First of all, let me suggest that the foxhole is not a place for moral deliberation. Those who serve must believe in the rightness of their cause. They must believe that they are not giving their lives simply for the political or economic advantage of others. They must have no doubt about that when they lay their life on the line. It is up to us to make certain that happens. It is up to us to make sure that our leaders do not hide other motives behind our flag when they sound the alarm, and send our troops into battle. We must be the ones to engage in moral debate. We must hold the leadership of our country accountable, we must be the ones who set the standards, who hold up the Bill of Rights and the Constitution, and ask whether it is in protection of these values that we are asking these men and women to lay down their lives, or is it for lesser purposes. When we do that, we honor those who fought against the evils of slavery, of fascism and communism. When we do that, we honor the values for which those who served, both lived and died.

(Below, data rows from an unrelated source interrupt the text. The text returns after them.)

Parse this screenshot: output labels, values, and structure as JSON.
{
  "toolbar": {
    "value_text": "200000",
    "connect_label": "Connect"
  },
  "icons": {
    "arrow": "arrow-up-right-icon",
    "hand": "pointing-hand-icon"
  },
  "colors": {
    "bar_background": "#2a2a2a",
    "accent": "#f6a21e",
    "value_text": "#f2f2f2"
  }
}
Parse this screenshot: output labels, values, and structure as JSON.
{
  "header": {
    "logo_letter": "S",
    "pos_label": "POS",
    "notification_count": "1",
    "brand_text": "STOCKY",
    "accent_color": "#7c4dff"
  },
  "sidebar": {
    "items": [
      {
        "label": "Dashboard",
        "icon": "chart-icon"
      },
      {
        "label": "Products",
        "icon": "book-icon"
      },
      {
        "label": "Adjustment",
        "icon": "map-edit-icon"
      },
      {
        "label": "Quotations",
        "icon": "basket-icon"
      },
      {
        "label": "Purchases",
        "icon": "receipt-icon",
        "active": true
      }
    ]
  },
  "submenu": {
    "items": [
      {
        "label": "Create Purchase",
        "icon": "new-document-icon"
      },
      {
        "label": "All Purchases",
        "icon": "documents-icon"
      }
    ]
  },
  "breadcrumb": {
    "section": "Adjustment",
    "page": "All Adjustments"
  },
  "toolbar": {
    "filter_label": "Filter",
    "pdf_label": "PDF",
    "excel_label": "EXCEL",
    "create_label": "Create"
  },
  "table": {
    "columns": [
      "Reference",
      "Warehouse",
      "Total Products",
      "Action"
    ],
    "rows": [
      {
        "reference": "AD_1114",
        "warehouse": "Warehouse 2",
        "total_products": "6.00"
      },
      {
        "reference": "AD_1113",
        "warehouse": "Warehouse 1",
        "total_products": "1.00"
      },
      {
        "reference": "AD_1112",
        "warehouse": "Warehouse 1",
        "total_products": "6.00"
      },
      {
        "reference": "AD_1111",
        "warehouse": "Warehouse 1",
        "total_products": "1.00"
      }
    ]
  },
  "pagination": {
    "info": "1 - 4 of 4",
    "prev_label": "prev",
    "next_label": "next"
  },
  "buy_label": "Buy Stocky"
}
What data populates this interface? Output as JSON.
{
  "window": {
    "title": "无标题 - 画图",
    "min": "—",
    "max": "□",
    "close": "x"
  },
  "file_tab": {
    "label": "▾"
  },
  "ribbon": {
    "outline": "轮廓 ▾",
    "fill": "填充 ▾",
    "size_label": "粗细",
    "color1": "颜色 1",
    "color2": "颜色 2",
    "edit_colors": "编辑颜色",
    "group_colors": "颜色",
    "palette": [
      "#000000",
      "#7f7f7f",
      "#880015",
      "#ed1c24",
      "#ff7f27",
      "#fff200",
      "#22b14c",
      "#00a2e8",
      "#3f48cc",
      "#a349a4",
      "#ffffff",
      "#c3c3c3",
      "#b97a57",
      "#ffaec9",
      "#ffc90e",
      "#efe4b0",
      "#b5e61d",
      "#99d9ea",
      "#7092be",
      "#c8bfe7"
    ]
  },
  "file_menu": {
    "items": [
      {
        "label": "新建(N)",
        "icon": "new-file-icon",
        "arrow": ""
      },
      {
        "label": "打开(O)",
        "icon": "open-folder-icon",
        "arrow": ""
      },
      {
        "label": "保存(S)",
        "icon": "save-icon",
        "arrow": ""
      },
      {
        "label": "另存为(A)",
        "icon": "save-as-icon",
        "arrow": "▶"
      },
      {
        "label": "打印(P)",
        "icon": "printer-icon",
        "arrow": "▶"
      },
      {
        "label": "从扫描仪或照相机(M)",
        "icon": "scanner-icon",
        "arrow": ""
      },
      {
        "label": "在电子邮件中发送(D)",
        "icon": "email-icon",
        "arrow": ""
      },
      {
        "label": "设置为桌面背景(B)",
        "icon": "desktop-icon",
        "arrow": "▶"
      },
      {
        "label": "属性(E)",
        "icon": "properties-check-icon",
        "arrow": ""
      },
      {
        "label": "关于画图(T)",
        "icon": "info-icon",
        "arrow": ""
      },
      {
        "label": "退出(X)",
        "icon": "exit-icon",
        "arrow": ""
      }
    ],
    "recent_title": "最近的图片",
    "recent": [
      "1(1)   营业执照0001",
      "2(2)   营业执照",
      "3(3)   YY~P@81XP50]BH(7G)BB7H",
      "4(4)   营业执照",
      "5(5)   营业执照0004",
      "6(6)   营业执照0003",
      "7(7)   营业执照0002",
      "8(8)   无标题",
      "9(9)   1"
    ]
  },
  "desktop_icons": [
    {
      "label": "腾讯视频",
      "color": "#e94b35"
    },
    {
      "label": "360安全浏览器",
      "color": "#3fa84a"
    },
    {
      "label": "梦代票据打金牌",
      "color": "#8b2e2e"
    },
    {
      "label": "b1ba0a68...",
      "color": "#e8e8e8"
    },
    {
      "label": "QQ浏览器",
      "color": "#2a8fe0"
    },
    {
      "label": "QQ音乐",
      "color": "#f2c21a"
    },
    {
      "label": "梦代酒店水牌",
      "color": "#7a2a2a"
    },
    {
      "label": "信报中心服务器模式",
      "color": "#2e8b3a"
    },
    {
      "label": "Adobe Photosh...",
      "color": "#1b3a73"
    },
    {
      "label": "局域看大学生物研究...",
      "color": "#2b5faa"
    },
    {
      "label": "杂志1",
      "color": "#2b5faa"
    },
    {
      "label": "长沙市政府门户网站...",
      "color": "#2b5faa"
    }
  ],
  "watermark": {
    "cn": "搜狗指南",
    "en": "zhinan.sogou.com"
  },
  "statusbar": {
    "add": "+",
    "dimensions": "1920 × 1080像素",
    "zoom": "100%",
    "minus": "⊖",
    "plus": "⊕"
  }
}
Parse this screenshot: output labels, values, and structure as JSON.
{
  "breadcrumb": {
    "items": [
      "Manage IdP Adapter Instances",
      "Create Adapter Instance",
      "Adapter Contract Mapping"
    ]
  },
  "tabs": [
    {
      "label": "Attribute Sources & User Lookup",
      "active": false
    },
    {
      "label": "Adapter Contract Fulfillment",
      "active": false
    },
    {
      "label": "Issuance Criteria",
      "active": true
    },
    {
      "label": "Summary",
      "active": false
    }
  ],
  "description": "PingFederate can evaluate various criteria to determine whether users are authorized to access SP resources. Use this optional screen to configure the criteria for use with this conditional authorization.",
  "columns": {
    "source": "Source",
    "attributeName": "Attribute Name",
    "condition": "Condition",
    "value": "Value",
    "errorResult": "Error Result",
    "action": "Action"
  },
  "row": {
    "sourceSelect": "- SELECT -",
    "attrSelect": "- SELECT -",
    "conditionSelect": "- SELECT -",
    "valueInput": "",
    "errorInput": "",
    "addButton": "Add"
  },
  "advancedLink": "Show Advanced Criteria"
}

Second, we honor them by caring for the offspring of those who have given their lives. Those who serve now may not have been involved in the kind of conflict that many of you have been. Thankfully, we have had no Great Wars in my lifetime. But those who serve now also stand willing to give themselves, just as many of you also answered the call. In a world of competing interests and limited funding, it is easy to forget them, to put our time, energy and money into fancy new gadgets, into things that inspire awe and wonder among us. We are often like the man who entered a car race: he went out and spent a huge amount of money to get the fanciest car he could find, with all the bells and whistles. Then, instead of getting the best driver he could find, and the best pit crew, he decided to cut some corners. He found a guy at the bar who said he could drive a car, and a couple of mechanics at the local garage who liked the idea of being the pit crew. Of course the driver he hired had never even seen a car like this. And the pit crew had never worked on a car like this. So on the first turn, a wheel, not fastened properly, came off; and the driver, not knowing how to respond, crashed the fancy race car, destroyed the car, and was killed himself. We honor those who have given their lives, by taking care of those who follow in their steps - honoring them and taking care of them.
Finally, we honor those who have served by resolving to walk in their steps. Jesus' call to remember him was not simply a concern that the disciples might forget who he was; rather it was a call to remember by following in his steps. We honor those who have given their lives in service to their fellowman, by resolving to give our lives also in service to others. These whom we honor have set the standard for us. They have shown us the way. Their lives, their dedication, their love is the yardstick we must measure ourselves by. In the face of fear, they remained steadfast. In the heat of battle, they did not shy away. When called to give their best, they gave even life itself. They did not hesitate. They did not wait until the moment was more advantageous to them. But, heading the clarion call to action, they responded.
Today they call us. From places like Bunker Hill and Spotsylvania, they call us. From Lundy's Lane and Raisin River, they call us. From Gettysburg and Antietam, Fredricksburg and Appomatox they call us. From Flanders Field, Ypres, Tannenberg, Marne and Galliopoli they call to us. From Pear Harbor, the Coral Sea, Guadalcanal and Midway, from Ardennes, Normandy, and Cassino they sound their call; from Pakch'on, Chanjin, and Yudan-ni, and also from Quang Tri, Long-Tan, Ho-Bo Woods, Bien Hoa, and the South China Sea; and even from Kuwait, Iraq, and Kosovo they call to us: "Come; come and follow." Follow in the steps of the honored. Follow in the steps of those who have served faithfully. Come and follow in the steps of those who have given their all for you, for the cause of freedom. You too - come. Come and follow in the footsteps of Him who gave his all. "No greater love is there than this, than to give your life for your brother." "Come. Come and follow."